The opinion of the court was delivered by: McDADE, District Judge.
The parties have filed cross-motions for summary judgment.
For the reasons which follow, Defendant's Motion is
GRANTED in part and DENIED in part. [Doc. # 39-1]. Plaintiff's
Motion is DENIED.*fn1 [Doc. # 50-1].
On April 24, 1989, Plaintiff filed a two count Complaint
alleging that Defendant is liable to him under theories of
strict liability and negligence for injury to his hand
resulting from the defective design of a "door hinging
machine," and for failure to warn him that the product, as
designed, was unreasonably dangerous when used without a
safety shield.*fn2 The Court has diversity jurisdiction,
pursuant to 28 U.S.C. § 1332(a)(1).
Federal Rule 56(c) Summary Judgment is appropriate when
there remains no genuine issue of material fact upon which a
reasonable jury could find in favor of the non-moving party,
and the moving party is entitled to judgment as a matter of
law. Although the moving party on a motion for summary
judgment is responsible for demonstrating to the Court why
there is no genuine issue of material fact, the non-moving
party must go beyond the face of the pleadings, affidavits,
depositions, answers to interrogatories, and admissions on
file, to show that a rational jury could return a verdict in
this party's favor. Celotex Corp. v. Catrett, 477 U.S. 317,
322-27, 106 S.Ct. 2548, 2552-55, 91 L.Ed.2d 265 (1986);
Anderson v. Liberty Lobby, Inc., 477 U.S. 242, 254-55, 106
S.Ct. 2505, 2513-14, 91 L.Ed.2d 202 (1986); Matsushita Elec.
Industrial Co. v. Zenith Radio Corp., 475 U.S. 574, 586-87, 106
S.Ct. 1348, 1355-56, 89 L.Ed.2d 538 (1986). The Court must view
all inferences to be drawn from the facts in the light most
favorable to the opposing party. Anderson, 477 U.S. at 247-48,
106 S.Ct. at 2509-10. Beraha v. Baxter Health Corp.,
956 F.2d 1436, 1440 (7th Cir. 1992). Disputed facts are material
when they might affect the outcome of the suit. First Ind. Bank
v. Baker, 957 F.2d 506, 507-08 (7th Cir. 1992). A metaphysical

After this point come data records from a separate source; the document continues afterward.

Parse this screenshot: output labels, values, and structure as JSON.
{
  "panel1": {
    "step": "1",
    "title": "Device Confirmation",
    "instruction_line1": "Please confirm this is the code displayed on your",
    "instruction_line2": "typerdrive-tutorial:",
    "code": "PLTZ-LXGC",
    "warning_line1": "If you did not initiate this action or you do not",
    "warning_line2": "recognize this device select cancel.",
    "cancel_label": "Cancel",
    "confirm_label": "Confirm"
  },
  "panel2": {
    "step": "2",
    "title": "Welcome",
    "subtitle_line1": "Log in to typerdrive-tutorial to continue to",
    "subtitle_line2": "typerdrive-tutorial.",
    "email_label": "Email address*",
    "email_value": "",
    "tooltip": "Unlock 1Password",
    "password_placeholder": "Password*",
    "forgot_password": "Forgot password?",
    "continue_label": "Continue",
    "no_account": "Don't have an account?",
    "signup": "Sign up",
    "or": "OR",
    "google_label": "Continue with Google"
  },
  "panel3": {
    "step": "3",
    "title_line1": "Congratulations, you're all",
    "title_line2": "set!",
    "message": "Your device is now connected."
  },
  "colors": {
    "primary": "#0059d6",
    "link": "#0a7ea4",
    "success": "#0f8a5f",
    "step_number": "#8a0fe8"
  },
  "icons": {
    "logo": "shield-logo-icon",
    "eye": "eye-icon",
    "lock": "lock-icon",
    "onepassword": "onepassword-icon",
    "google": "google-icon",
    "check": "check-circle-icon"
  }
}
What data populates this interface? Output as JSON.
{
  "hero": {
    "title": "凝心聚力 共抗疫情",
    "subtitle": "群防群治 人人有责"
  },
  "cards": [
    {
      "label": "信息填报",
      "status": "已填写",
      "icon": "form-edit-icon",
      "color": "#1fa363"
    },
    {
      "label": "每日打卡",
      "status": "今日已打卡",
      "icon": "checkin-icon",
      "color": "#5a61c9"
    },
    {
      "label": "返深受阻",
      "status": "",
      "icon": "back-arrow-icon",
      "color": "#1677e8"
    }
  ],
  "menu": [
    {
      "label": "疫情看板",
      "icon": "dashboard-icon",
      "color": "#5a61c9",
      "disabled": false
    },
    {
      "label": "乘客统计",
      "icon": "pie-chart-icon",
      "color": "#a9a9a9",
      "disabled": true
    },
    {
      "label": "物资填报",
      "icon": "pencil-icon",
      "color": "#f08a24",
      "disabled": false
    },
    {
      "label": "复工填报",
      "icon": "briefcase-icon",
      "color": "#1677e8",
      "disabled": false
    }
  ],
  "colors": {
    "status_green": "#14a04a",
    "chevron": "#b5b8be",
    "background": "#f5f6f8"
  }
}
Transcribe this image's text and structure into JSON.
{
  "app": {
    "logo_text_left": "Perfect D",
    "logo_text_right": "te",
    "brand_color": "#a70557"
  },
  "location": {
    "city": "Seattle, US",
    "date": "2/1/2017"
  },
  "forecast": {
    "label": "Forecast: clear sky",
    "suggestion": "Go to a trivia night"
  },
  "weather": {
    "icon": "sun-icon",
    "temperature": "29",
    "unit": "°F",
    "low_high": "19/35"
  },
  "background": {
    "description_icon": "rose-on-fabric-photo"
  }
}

doubt will not suffice. Matsushita, 475 U.S. at 586, 106 S.Ct.
The machine was designed and manufactured by Defendant,
Julius Blum Incorporated, and shipped to Sunnyland on December
8, 1986. When shipped, the safety shield covering the drill
was in place.
The machine performs two functions: it drills holes in a
door and inserts a hinge or other mounting hardware. The
machine is operated by a control panel which activates the
drilling and insertion unit. An operator places the
woodstock/door on a working table, which is built on top of
the frame. A ruler runs perpendicular to the frame. Stops are
positioned on the ruler so that the woodstock can be
positioned uniformly for each task.
"The user must position the woodstock underneath the
drilling unit and properly align it against the stops
positioned on the ruler." Pneumatic hold-down clamps (air
clamps) are located on both sides of the frame and are
designed to secure the woodstock underneath the drilling unit.
To the left of the machine is a "swing arm" and an "insertion
ram," designed to mount the hinges into the woodstock.
A clear, plexiglass, safety shield "covers" the drilling
unit's router blades. The shield is designed to keep the
user's hands out of the drilling area and act as a deterrent
to flying wood chips. At the time of the accident, the guard
on the machine was longer than the drill bits, so that when an
operator put his hand on the bottom of the shield, he would
not be able to feel the drill points. The guard (and thus the
drill unit) is not flush with the front of the machine, but
rather is "recessed in" the machine "about 1/4 inch." Although
the guard is "clear," Plaintiff admits that it can be seen
— although there is some inconsistency on this point.
To use the machine as it was designed, an operator turns the
power on and presses a yellow button on the control panel to
activate the drilling unit. The drill then moves down toward
the woodstock to make holes for the hinge. Once the holes have
been drilled into the woodstock, the user is ready to apply
hinges. To apply hinges, the operator mounts the insertion ram
onto the swing arm and then positions the swing arm
horizontally over the drilled holes in the woodstock. To
insert the hinge, the swing arm must be rotated down [beneath
the drill unit with the drill bits turning above] ...